Data section below:

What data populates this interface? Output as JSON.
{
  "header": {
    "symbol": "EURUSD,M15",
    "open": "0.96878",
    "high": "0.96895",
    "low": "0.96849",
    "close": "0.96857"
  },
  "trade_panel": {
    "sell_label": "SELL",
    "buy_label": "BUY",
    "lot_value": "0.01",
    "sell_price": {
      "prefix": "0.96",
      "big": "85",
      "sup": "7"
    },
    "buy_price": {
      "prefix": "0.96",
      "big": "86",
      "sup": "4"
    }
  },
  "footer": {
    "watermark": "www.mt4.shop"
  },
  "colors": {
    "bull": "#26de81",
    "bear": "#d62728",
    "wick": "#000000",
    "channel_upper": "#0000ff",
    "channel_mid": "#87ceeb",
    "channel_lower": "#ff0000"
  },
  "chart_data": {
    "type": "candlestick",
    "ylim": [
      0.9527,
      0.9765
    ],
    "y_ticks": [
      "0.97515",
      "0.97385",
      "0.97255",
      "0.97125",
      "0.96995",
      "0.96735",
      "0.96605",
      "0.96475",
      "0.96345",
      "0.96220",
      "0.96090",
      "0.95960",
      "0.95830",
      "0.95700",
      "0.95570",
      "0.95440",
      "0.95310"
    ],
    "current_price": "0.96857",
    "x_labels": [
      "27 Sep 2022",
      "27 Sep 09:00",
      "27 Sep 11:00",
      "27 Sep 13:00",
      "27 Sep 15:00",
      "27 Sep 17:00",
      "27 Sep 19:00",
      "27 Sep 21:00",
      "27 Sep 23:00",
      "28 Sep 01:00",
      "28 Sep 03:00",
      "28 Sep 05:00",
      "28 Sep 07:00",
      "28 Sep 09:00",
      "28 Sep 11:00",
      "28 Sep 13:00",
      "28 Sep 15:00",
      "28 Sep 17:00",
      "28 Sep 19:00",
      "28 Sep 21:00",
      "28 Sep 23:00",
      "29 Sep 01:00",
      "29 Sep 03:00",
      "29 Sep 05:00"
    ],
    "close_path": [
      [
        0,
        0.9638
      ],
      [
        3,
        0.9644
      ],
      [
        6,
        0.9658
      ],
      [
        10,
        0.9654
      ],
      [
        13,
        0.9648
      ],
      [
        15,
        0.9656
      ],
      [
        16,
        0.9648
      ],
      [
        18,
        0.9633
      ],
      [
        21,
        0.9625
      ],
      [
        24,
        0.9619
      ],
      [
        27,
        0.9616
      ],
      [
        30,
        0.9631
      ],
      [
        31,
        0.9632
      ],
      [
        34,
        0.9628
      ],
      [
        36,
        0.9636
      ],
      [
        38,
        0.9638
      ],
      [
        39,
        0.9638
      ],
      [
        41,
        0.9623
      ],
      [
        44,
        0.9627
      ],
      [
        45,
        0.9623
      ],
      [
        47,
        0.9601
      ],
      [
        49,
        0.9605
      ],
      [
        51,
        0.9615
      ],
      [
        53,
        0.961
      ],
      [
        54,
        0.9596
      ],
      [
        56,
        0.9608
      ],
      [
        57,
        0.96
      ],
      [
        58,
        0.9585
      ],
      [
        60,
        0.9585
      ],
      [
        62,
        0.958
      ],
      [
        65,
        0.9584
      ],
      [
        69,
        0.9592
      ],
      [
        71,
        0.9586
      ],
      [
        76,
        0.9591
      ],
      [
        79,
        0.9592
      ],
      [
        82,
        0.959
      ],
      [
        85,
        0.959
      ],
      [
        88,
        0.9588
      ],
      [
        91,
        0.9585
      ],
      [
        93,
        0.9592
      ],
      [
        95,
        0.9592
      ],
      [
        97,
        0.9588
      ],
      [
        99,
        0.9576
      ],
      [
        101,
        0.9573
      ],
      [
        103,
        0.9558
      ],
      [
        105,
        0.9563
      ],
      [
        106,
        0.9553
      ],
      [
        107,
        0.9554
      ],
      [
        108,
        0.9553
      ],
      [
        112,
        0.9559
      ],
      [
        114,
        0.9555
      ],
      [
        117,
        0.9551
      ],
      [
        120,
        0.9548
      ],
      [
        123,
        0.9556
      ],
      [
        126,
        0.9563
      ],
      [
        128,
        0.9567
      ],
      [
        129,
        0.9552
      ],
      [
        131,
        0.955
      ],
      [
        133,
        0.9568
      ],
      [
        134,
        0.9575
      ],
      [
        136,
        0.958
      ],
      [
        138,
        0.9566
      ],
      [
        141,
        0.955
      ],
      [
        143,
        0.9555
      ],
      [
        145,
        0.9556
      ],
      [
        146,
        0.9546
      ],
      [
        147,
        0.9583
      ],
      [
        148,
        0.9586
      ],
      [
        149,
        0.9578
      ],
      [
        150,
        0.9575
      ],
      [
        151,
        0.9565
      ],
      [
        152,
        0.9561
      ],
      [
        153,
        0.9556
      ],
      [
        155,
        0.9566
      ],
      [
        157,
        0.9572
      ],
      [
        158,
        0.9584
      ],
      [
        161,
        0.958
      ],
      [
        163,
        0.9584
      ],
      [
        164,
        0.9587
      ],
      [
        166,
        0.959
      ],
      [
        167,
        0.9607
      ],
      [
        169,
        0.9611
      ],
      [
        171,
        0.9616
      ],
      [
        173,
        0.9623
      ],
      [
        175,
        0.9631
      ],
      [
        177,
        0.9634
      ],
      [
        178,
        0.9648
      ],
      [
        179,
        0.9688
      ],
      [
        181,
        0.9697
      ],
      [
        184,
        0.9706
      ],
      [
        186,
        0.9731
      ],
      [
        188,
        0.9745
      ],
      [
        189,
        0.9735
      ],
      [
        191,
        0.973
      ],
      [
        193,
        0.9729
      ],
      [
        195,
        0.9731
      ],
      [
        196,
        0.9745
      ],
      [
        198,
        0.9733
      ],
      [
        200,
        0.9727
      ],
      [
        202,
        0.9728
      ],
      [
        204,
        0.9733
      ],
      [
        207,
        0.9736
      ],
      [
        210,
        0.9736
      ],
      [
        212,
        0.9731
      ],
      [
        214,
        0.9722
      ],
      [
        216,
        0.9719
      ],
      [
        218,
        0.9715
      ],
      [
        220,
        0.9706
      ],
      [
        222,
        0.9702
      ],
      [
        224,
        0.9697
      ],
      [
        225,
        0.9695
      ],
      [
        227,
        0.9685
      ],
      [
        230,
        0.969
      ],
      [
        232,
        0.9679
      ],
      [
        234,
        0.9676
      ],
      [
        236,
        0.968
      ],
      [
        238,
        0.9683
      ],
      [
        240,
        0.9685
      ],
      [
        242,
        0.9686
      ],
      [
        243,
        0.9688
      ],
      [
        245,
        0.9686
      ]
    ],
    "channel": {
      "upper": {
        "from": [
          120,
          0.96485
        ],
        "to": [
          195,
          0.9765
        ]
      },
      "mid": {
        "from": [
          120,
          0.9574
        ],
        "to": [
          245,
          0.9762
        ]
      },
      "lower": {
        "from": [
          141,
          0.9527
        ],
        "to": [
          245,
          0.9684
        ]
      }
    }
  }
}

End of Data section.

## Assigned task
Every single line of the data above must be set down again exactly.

## Task response
What data populates this interface? Output as JSON.
{
  "header": {
    "symbol": "EURUSD,M15",
    "open": "0.96878",
    "high": "0.96895",
    "low": "0.96849",
    "close": "0.96857"
  },
  "trade_panel": {
    "sell_label": "SELL",
    "buy_label": "BUY",
    "lot_value": "0.01",
    "sell_price": {
      "prefix": "0.96",
      "big": "85",
      "sup": "7"
    },
    "buy_price": {
      "prefix": "0.96",
      "big": "86",
      "sup": "4"
    }
  },
  "footer": {
    "watermark": "www.mt4.shop"
  },
  "colors": {
    "bull": "#26de81",
    "bear": "#d62728",
    "wick": "#000000",
    "channel_upper": "#0000ff",
    "channel_mid": "#87ceeb",
    "channel_lower": "#ff0000"
  },
  "chart_data": {
    "type": "candlestick",
    "ylim": [
      0.9527,
      0.9765
    ],
    "y_ticks": [
      "0.97515",
      "0.97385",
      "0.97255",
      "0.97125",
      "0.96995",
      "0.96735",
      "0.96605",
      "0.96475",
      "0.96345",
      "0.96220",
      "0.96090",
      "0.95960",
      "0.95830",
      "0.95700",
      "0.95570",
      "0.95440",
      "0.95310"
    ],
    "current_price": "0.96857",
    "x_labels": [
      "27 Sep 2022",
      "27 Sep 09:00",
      "27 Sep 11:00",
      "27 Sep 13:00",
      "27 Sep 15:00",
      "27 Sep 17:00",
      "27 Sep 19:00",
      "27 Sep 21:00",
      "27 Sep 23:00",
      "28 Sep 01:00",
      "28 Sep 03:00",
      "28 Sep 05:00",
      "28 Sep 07:00",
      "28 Sep 09:00",
      "28 Sep 11:00",
      "28 Sep 13:00",
      "28 Sep 15:00",
      "28 Sep 17:00",
      "28 Sep 19:00",
      "28 Sep 21:00",
      "28 Sep 23:00",
      "29 Sep 01:00",
      "29 Sep 03:00",
      "29 Sep 05:00"
    ],
    "close_path": [
      [
        0,
        0.9638
      ],
      [
        3,
        0.9644
      ],
      [
        6,
        0.9658
      ],
      [
        10,
        0.9654
      ],
      [
        13,
        0.9648
      ],
      [
        15,
        0.9656
      ],
      [
        16,
        0.9648
      ],
      [
        18,
        0.9633
      ],
      [
        21,
        0.9625
      ],
      [
        24,
        0.9619
      ],
      [
        27,
        0.9616
      ],
      [
        30,
        0.9631
      ],
      [
        31,
        0.9632
      ],
      [
        34,
        0.9628
      ],
      [
        36,
        0.9636
      ],
      [
        38,
        0.9638
      ],
      [
        39,
        0.9638
      ],
      [
        41,
        0.9623
      ],
      [
        44,
        0.9627
      ],
      [
        45,
        0.9623
      ],
      [
        47,
        0.9601
      ],
      [
        49,
        0.9605
      ],
      [
        51,
        0.9615
      ],
      [
        53,
        0.961
      ],
      [
        54,
        0.9596
      ],
      [
        56,
        0.9608
      ],
      [
        57,
        0.96
      ],
      [
        58,
        0.9585
      ],
      [
        60,
        0.9585
      ],
      [
        62,
        0.958
      ],
      [
        65,
        0.9584
      ],
      [
        69,
        0.9592
      ],
      [
        71,
        0.9586
      ],
      [
        76,
        0.9591
      ],
      [
        79,
        0.9592
      ],
      [
        82,
        0.959
      ],
      [
        85,
        0.959
      ],
      [
        88,
        0.9588
      ],
      [
        91,
        0.9585
      ],
      [
        93,
        0.9592
      ],
      [
        95,
        0.9592
      ],
      [
        97,
        0.9588
      ],
      [
        99,
        0.9576
      ],
      [
        101,
        0.9573
      ],
      [
        103,
        0.9558
      ],
      [
        105,
        0.9563
      ],
      [
        106,
        0.9553
      ],
      [
        107,
        0.9554
      ],
      [
        108,
        0.9553
      ],
      [
        112,
        0.9559
      ],
      [
        114,
        0.9555
      ],
      [
        117,
        0.9551
      ],
      [
        120,
        0.9548
      ],
      [
        123,
        0.9556
      ],
      [
        126,
        0.9563
      ],
      [
        128,
        0.9567
      ],
      [
        129,
        0.9552
      ],
      [
        131,
        0.955
      ],
      [
        133,
        0.9568
      ],
      [
        134,
        0.9575
      ],
      [
        136,
        0.958
      ],
      [
        138,
        0.9566
      ],
      [
        141,
        0.955
      ],
      [
        143,
        0.9555
      ],
      [
        145,
        0.9556
      ],
      [
        146,
        0.9546
      ],
      [
        147,
        0.9583
      ],
      [
        148,
        0.9586
      ],
      [
        149,
        0.9578
      ],
      [
        150,
        0.9575
      ],
      [
        151,
        0.9565
      ],
      [
        152,
        0.9561
      ],
      [
        153,
        0.9556
      ],
      [
        155,
        0.9566
      ],
      [
        157,
        0.9572
      ],
      [
        158,
        0.9584
      ],
      [
        161,
        0.958
      ],
      [
        163,
        0.9584
      ],
      [
        164,
        0.9587
      ],
      [
        166,
        0.959
      ],
      [
        167,
        0.9607
      ],
      [
        169,
        0.9611
      ],
      [
        171,
        0.9616
      ],
      [
        173,
        0.9623
      ],
      [
        175,
        0.9631
      ],
      [
        177,
        0.9634
      ],
      [
        178,
        0.9648
      ],
      [
        179,
        0.9688
      ],
      [
        181,
        0.9697
      ],
      [
        184,
        0.9706
      ],
      [
        186,
        0.9731
      ],
      [
        188,
        0.9745
      ],
      [
        189,
        0.9735
      ],
      [
        191,
        0.973
      ],
      [
        193,
        0.9729
      ],
      [
        195,
        0.9731
      ],
      [
        196,
        0.9745
      ],
      [
        198,
        0.9733
      ],
      [
        200,
        0.9727
      ],
      [
        202,
        0.9728
      ],
      [
        204,
        0.9733
      ],
      [
        207,
        0.9736
      ],
      [
        210,
        0.9736
      ],
      [
        212,
        0.9731
      ],
      [
        214,
        0.9722
      ],
      [
        216,
        0.9719
      ],
      [
        218,
        0.9715
      ],
      [
        220,
        0.9706
      ],
      [
        222,
        0.9702
      ],
      [
        224,
        0.9697
      ],
      [
        225,
        0.9695
      ],
      [
        227,
        0.9685
      ],
      [
        230,
        0.969
      ],
      [
        232,
        0.9679
      ],
      [
        234,
        0.9676
      ],
      [
        236,
        0.968
      ],
      [
        238,
        0.9683
      ],
      [
        240,
        0.9685
      ],
      [
        242,
        0.9686
      ],
      [
        243,
        0.9688
      ],
      [
        245,
        0.9686
      ]
    ],
    "channel": {
      "upper": {
        "from": [
          120,
          0.96485
        ],
        "to": [
          195,
          0.9765
        ]
      },
      "mid": {
        "from": [
          120,
          0.9574
        ],
        "to": [
          245,
          0.9762
        ]
      },
      "lower": {
        "from": [
          141,
          0.9527
        ],
        "to": [
          245,
          0.9684
        ]
      }
    }
  }
}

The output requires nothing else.